Records from a dataset:

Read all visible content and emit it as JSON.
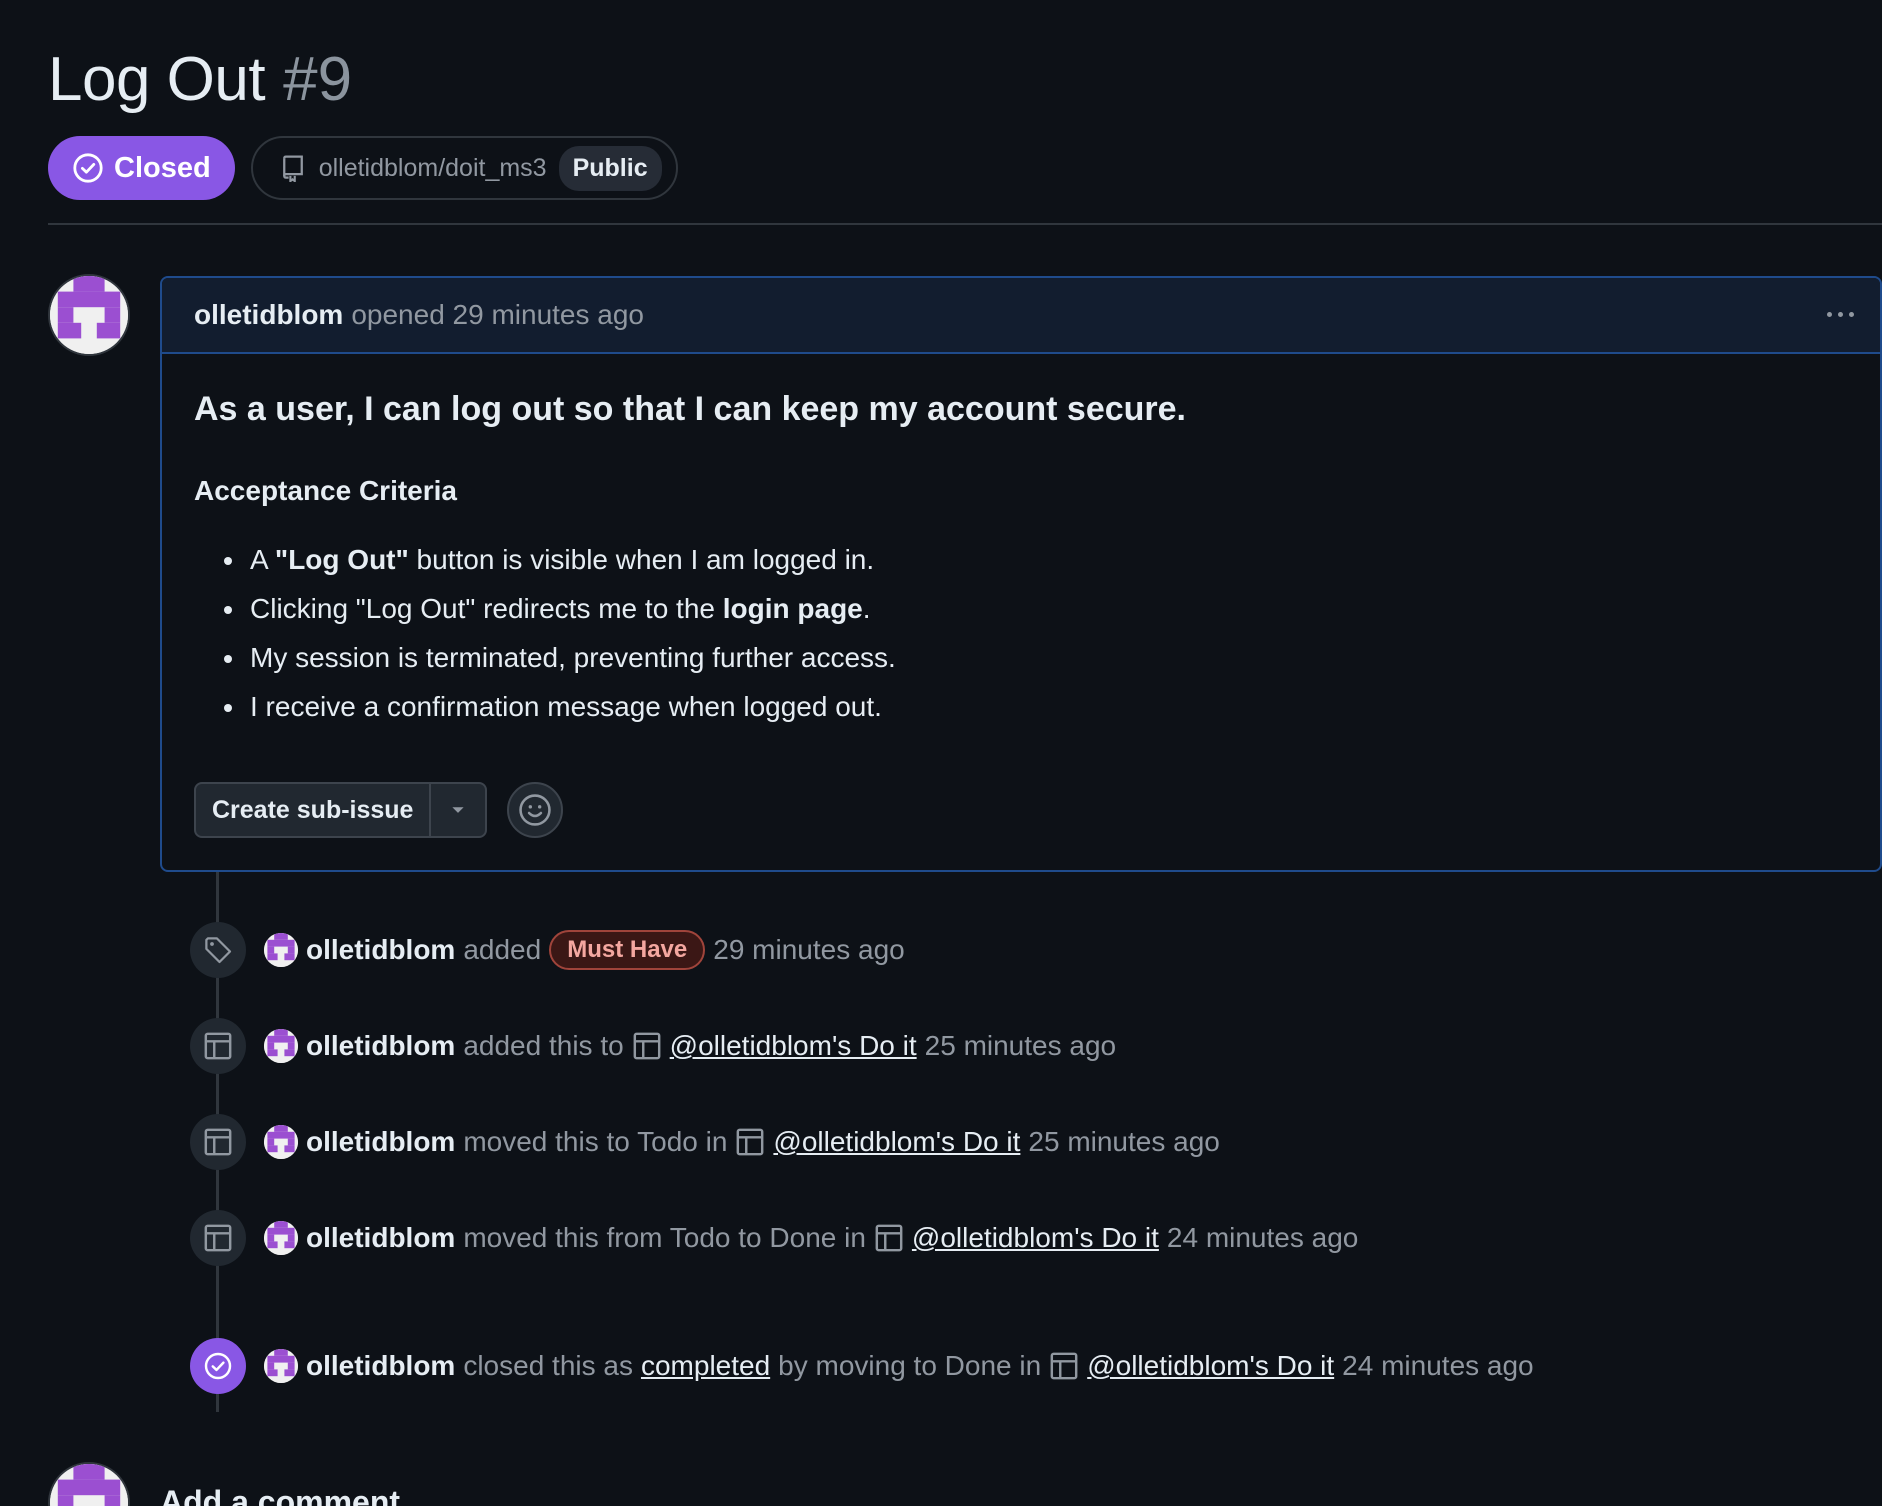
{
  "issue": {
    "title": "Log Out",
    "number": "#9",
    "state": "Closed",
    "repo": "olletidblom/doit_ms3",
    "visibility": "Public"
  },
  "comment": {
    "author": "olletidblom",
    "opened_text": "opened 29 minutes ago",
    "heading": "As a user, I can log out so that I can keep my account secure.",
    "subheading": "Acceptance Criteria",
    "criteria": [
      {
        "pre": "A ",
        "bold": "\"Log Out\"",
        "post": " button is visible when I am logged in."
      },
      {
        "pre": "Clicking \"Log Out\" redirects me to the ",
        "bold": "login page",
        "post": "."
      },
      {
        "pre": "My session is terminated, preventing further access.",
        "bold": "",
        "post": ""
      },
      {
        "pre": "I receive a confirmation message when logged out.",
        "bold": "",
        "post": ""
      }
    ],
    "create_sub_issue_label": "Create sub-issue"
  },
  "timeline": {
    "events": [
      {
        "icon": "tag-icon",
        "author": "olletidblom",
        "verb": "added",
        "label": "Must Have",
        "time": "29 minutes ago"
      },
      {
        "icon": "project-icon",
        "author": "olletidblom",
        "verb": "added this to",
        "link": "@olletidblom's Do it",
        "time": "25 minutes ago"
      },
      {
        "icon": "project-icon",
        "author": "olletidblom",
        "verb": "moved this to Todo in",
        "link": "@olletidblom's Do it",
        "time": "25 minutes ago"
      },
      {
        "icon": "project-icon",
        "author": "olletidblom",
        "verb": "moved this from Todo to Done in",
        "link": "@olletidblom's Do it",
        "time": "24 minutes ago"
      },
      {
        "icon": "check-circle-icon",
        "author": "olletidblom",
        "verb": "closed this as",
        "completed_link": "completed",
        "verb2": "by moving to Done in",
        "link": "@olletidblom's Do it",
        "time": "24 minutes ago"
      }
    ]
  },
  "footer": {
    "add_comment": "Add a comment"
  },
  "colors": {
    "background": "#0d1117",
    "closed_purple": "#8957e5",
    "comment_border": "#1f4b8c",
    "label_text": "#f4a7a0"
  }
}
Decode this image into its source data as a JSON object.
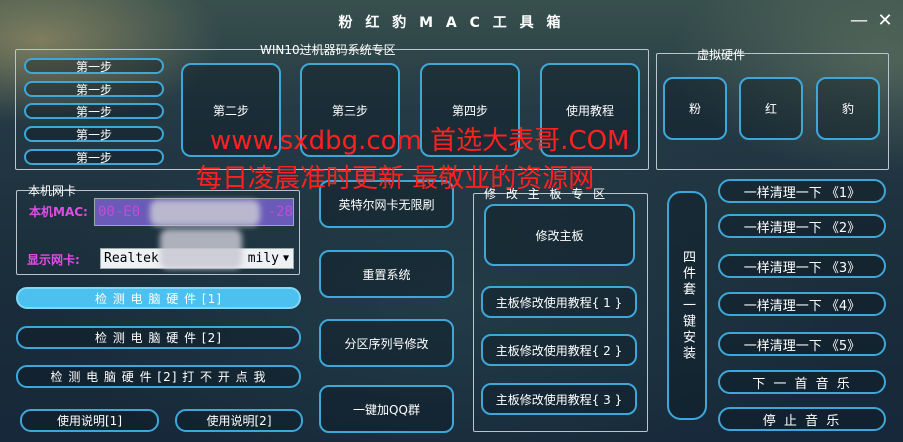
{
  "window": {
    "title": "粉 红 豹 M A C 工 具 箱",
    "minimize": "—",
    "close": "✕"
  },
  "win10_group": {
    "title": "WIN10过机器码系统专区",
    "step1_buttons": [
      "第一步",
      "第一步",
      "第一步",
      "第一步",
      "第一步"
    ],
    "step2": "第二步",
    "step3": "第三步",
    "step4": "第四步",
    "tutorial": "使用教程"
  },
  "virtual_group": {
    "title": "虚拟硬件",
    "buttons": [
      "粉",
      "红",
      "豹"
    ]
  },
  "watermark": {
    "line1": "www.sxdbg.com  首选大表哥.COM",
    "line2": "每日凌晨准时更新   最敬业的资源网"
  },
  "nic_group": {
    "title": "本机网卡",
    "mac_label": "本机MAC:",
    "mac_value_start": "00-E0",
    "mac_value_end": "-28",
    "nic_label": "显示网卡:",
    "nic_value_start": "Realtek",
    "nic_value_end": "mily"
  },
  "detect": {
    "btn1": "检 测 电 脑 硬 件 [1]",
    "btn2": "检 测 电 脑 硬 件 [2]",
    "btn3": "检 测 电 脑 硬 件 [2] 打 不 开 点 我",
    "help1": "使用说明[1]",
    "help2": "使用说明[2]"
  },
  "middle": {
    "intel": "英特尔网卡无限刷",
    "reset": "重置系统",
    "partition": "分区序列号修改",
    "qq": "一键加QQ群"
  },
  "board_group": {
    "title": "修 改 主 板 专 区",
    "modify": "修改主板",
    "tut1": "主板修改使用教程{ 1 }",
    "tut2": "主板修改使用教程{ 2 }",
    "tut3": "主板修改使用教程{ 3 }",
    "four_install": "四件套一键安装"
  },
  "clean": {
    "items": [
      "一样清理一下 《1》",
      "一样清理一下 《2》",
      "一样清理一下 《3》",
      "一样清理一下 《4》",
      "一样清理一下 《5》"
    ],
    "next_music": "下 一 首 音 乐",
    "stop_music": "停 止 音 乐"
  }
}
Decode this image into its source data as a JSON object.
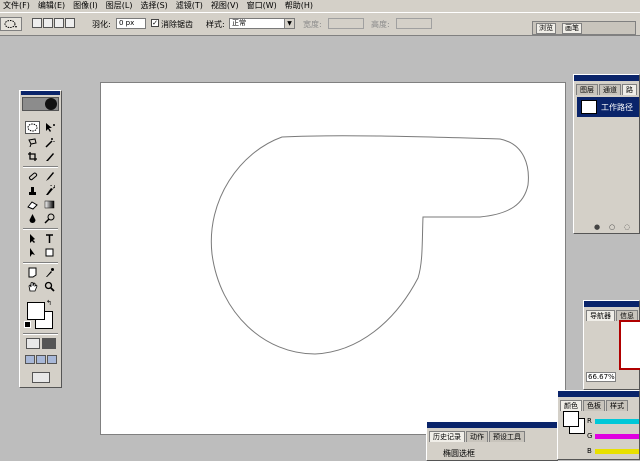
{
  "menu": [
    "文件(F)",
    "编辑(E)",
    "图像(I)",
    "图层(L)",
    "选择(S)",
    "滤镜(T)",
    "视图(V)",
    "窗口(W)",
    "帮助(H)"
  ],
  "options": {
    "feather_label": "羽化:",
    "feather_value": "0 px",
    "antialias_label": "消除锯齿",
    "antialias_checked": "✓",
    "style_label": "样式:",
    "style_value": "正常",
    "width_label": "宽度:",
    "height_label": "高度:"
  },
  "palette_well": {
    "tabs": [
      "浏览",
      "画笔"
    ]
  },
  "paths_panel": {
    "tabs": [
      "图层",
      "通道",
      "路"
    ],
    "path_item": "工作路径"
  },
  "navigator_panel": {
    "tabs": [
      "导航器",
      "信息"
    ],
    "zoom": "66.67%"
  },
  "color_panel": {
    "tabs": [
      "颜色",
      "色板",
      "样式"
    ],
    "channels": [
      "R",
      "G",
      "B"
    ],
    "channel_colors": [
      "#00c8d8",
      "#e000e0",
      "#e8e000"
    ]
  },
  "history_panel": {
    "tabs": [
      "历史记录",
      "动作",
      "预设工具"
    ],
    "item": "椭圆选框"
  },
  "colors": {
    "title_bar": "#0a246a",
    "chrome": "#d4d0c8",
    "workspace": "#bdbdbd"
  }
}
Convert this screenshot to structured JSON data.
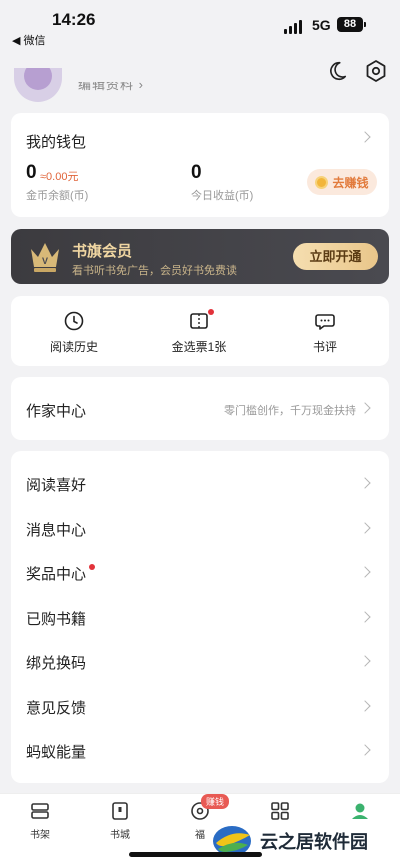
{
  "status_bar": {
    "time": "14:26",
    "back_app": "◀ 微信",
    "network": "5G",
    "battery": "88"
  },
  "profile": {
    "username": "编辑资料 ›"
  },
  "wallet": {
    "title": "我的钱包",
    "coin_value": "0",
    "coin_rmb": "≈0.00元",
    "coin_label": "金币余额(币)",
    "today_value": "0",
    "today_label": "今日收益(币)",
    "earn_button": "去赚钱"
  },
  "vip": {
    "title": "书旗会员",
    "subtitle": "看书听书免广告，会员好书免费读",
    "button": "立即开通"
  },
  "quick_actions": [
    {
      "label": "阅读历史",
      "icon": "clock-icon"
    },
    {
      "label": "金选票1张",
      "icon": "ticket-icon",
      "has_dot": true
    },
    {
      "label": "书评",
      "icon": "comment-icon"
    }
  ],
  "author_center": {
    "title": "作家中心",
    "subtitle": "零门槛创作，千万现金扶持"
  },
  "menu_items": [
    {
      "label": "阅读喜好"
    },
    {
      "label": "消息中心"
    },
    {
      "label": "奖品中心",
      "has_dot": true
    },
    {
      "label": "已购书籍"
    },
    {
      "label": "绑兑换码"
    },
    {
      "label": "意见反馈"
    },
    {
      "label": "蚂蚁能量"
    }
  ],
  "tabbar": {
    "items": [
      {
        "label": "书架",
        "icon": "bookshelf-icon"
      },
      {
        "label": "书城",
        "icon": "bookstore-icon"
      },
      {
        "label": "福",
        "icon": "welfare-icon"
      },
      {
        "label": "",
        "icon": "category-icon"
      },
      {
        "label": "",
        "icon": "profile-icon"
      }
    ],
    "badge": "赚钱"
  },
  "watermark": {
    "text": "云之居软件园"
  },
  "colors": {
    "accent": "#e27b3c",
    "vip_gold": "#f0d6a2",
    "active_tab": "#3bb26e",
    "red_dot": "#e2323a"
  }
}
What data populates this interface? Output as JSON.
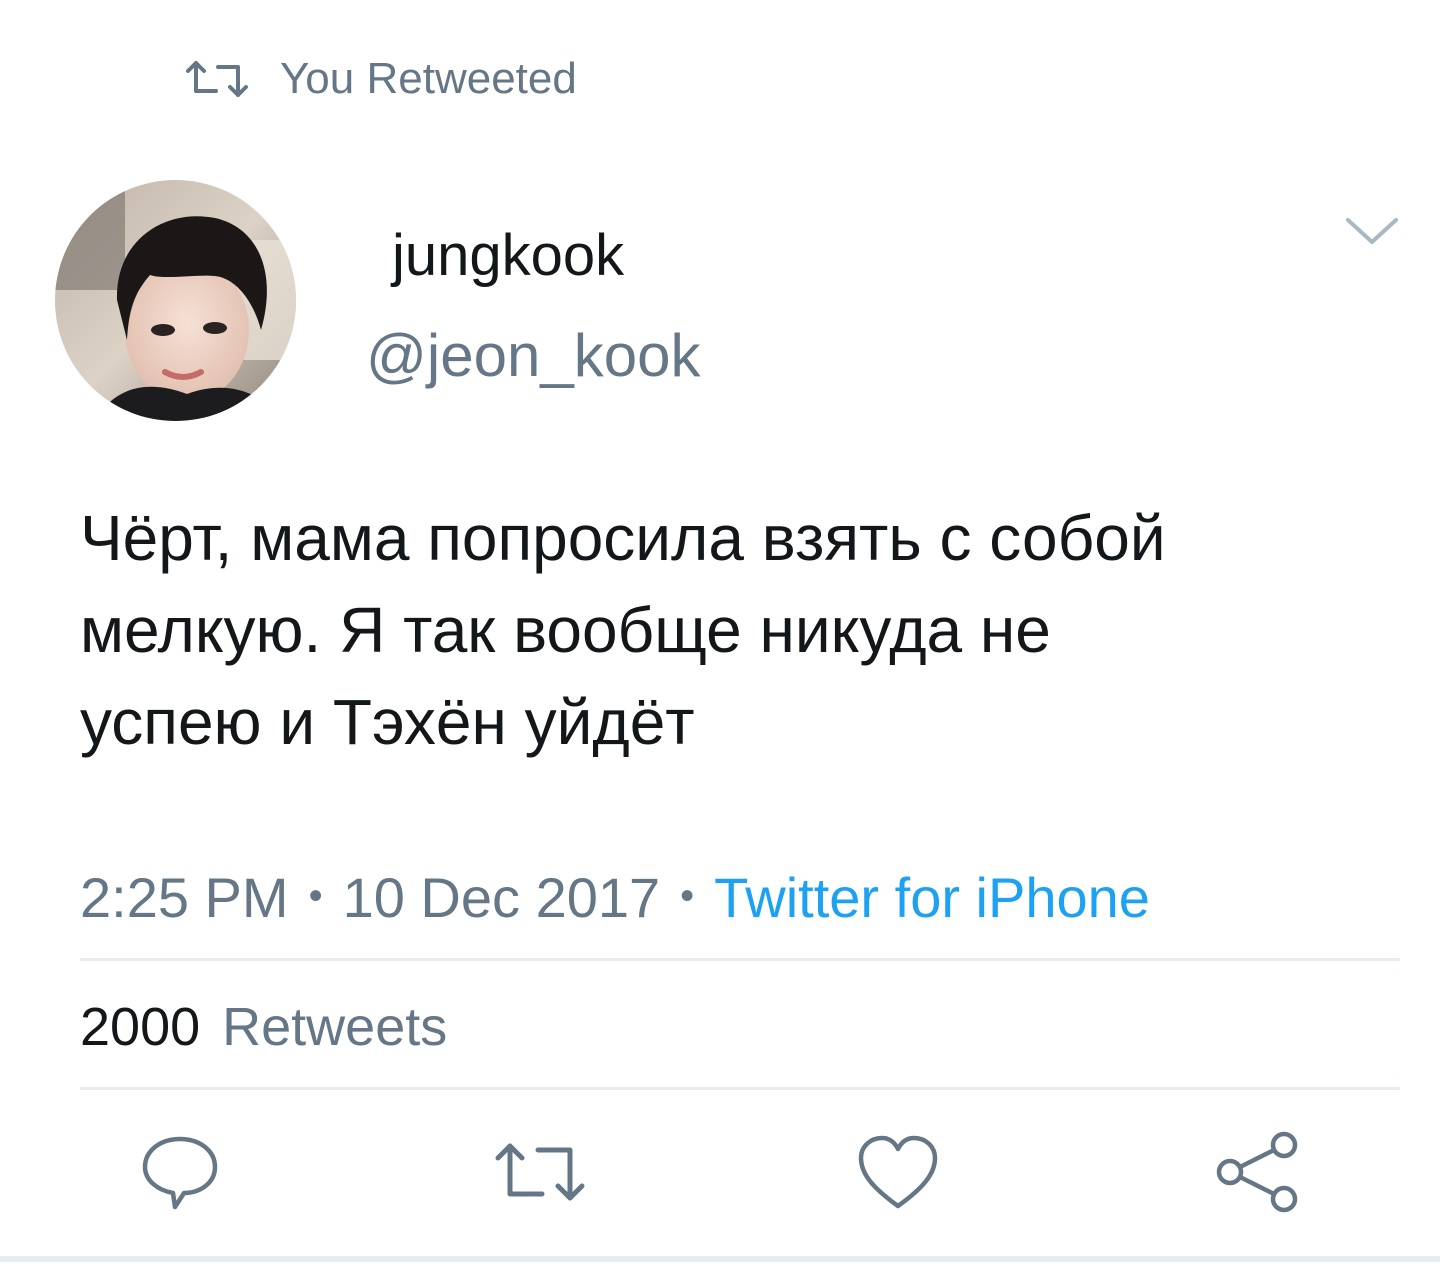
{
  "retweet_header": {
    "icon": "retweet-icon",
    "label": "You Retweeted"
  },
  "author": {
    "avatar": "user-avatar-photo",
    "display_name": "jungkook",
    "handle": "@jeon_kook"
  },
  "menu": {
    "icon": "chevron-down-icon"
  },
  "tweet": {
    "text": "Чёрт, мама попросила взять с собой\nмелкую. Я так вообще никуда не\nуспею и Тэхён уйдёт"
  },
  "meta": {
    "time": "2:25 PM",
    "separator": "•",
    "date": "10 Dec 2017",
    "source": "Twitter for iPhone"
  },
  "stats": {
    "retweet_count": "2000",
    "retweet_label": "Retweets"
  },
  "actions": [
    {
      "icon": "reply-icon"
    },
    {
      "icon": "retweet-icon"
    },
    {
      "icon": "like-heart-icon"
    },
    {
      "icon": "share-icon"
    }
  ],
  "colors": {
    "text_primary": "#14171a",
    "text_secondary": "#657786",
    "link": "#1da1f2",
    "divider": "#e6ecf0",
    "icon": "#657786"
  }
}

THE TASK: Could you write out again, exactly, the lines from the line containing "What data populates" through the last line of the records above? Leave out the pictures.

THE COMPLETED TASK:
What data populates this interface? Output as JSON.
{
  "retweet_header": {
    "icon": "retweet-icon",
    "label": "You Retweeted"
  },
  "author": {
    "avatar": "user-avatar-photo",
    "display_name": "jungkook",
    "handle": "@jeon_kook"
  },
  "menu": {
    "icon": "chevron-down-icon"
  },
  "tweet": {
    "text": "Чёрт, мама попросила взять с собой\nмелкую. Я так вообще никуда не\nуспею и Тэхён уйдёт"
  },
  "meta": {
    "time": "2:25 PM",
    "separator": "•",
    "date": "10 Dec 2017",
    "source": "Twitter for iPhone"
  },
  "stats": {
    "retweet_count": "2000",
    "retweet_label": "Retweets"
  },
  "actions": [
    {
      "icon": "reply-icon"
    },
    {
      "icon": "retweet-icon"
    },
    {
      "icon": "like-heart-icon"
    },
    {
      "icon": "share-icon"
    }
  ],
  "colors": {
    "text_primary": "#14171a",
    "text_secondary": "#657786",
    "link": "#1da1f2",
    "divider": "#e6ecf0",
    "icon": "#657786"
  }
}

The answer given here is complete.